Applying the Concept Within Your Organization

In organizations, energizers should be identified through the organization and considered for roles that will capitalize on their energizing capabilities.  Identification of these energizers can be achieved through one’s own observation as an organizational leader, through a survey, or through a network analysis.  A network analysis on the energy network of the organization can be easily done by asking each employee to rate the other employees in regards to their level of energy.  Those rated highest in energy are likely to be the centers of that network, or if not, should be moved to a location or position that allows them to assume this role.  As mentioned, energizers tend to be leaders, so it appears that it is a core quality that contributes to the recognition of effective leadership.  

Hiring practices can also be altered in order to select for and hire energizers, or at the very least avoid hiring energy-sappers.  Cross, Baker, and Parker (2003) provide eight discussion questions that may illuminate one’s tendencies towards energy exchange and could guide your hiring decisions.  These include questions related to efforts towards relationship development, trust, integrity, conflict resolution, and engagement.  Lastly, these practices should be used in conjunction with employee wellness programs that may or may not already exist in the organization.  Such programs are another source of resources for employees that can be used to combat stress and burnout.  

One thing to keep in mind, however, is that energizers are not merely bottomless wells that can be endlessly tapped for the benefit of an organization and its members.  Although research is still limited, it is easy to imagine that the energy such people are able to share is also limited in nature.  They transfer that energy to others after receiving it themselves and therefore only can energize individuals for as long as their own resource needs are being met.

References

Baker, W., Cross, R., & Wooten, M. (2003). Positive organizational network analysis and energizing relationships. In K. S. Cameron, J. E. Dutton, & R. E. Quinn (Eds.), Positive organizational scholarship: Foundations of a new discipline (pp. 328–342). San Francisco, CA: Berrett-Koehler.

Cross, R., Baker, W., & Parker, A. (2003). What creates energy in organizations? MIT Sloan
Management Review
44, 51-57.

Hobfoll, S. E., & Shirom, A. (2001). Conservation of resources theory: Applications to stress and management in the workplace. In R. T. Golembiewski (Ed.), Handbook of organizational behavior (pp. 57–80). New York, NY: Marcel Dekker.

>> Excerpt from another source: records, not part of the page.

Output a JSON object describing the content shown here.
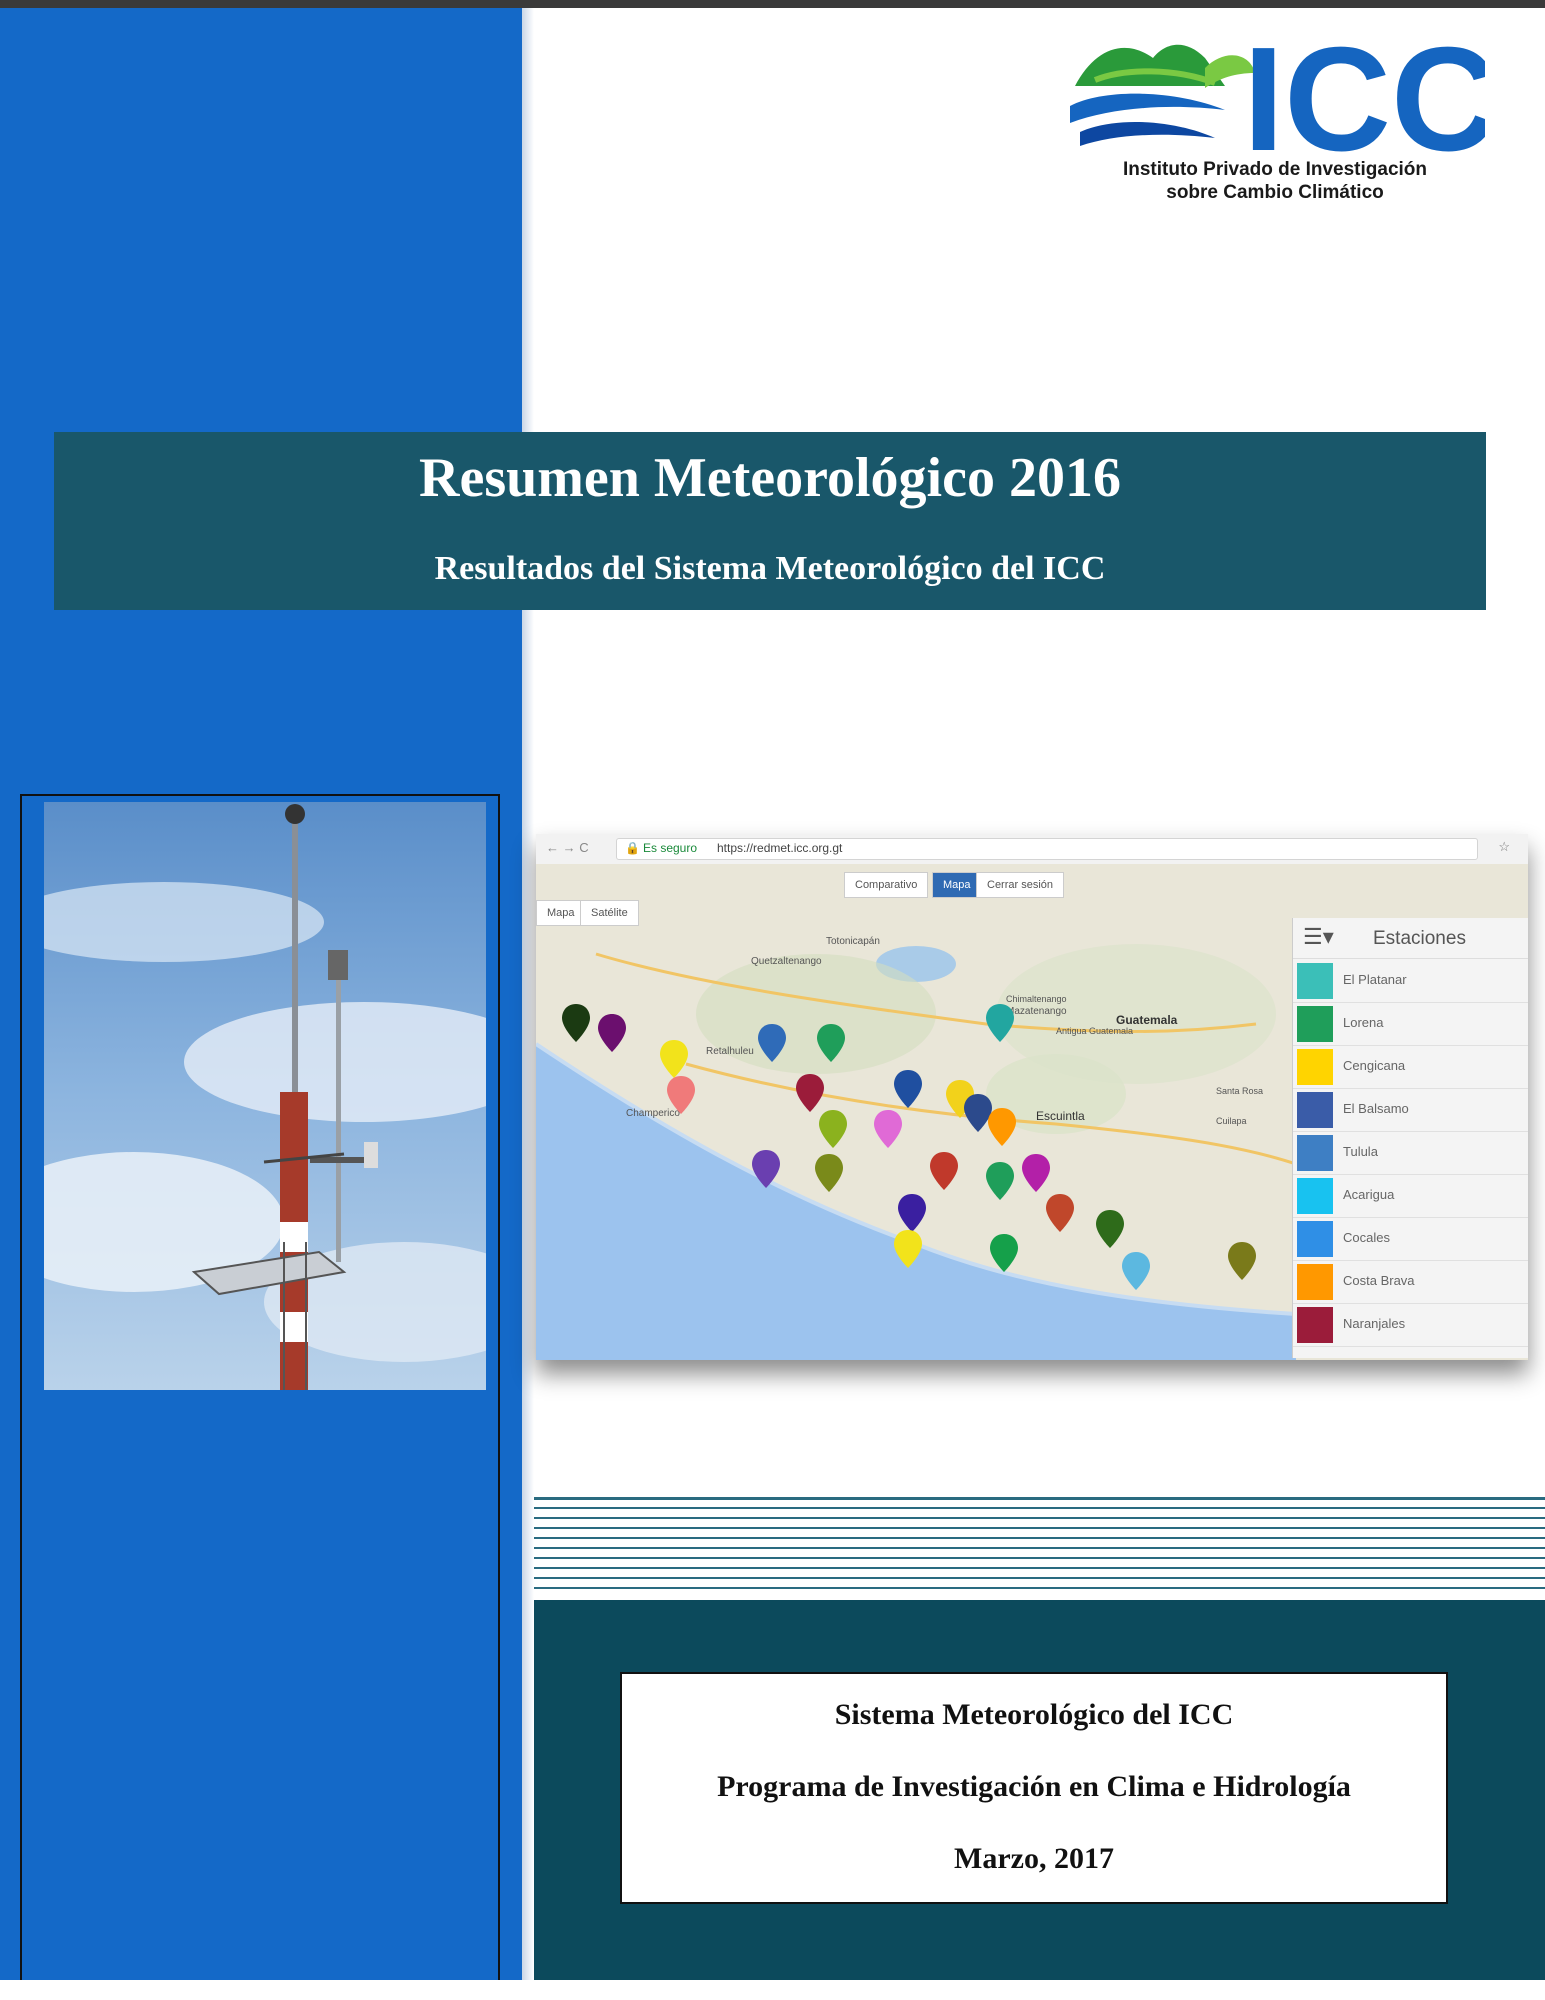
{
  "logo": {
    "brand": "ICC",
    "line1": "Instituto Privado de Investigación",
    "line2": "sobre Cambio Climático",
    "colors": {
      "green": "#2a9a3a",
      "blue": "#1565c0",
      "leaf": "#7ac943"
    }
  },
  "title": {
    "main": "Resumen Meteorológico 2016",
    "sub": "Resultados del Sistema Meteorológico del ICC"
  },
  "screenshot": {
    "secure_label": "Es seguro",
    "url": "https://redmet.icc.org.gt",
    "tabs": [
      "Mapa",
      "Satélite"
    ],
    "buttons": [
      "Comparativo",
      "Mapa",
      "Cerrar sesión"
    ],
    "legend_title": "Estaciones",
    "stations": [
      {
        "name": "El Platanar",
        "color": "#3bbfb8"
      },
      {
        "name": "Lorena",
        "color": "#1f9e5a"
      },
      {
        "name": "Cengicana",
        "color": "#ffd400"
      },
      {
        "name": "El Balsamo",
        "color": "#3a5ca8"
      },
      {
        "name": "Tulula",
        "color": "#3e7fc4"
      },
      {
        "name": "Acarigua",
        "color": "#18c2f0"
      },
      {
        "name": "Cocales",
        "color": "#2f8fe6"
      },
      {
        "name": "Costa Brava",
        "color": "#ff9800"
      },
      {
        "name": "Naranjales",
        "color": "#9b1c3a"
      }
    ],
    "map_places": [
      "Quetzaltenango",
      "Totonicapán",
      "Retalhuleu",
      "Mazatenango",
      "Escuintla",
      "Guatemala",
      "Champerico",
      "Antigua Guatemala",
      "Chimaltenango",
      "Santa Rosa",
      "Cuilapa"
    ]
  },
  "footer_box": {
    "line1": "Sistema Meteorológico del ICC",
    "line2": "Programa de Investigación en Clima e Hidrología",
    "line3": "Marzo, 2017"
  },
  "colors": {
    "left_column": "#1469c8",
    "title_band": "#19576a",
    "bottom_panel": "#0c4a5c"
  }
}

Owens, B. P., Baker, W. E., Sumpter, D. M., & Cameron, K. S. (2016). Relational energy at
work: Implications for job engagement and job performance. Journal of Applied Psychology101, 35.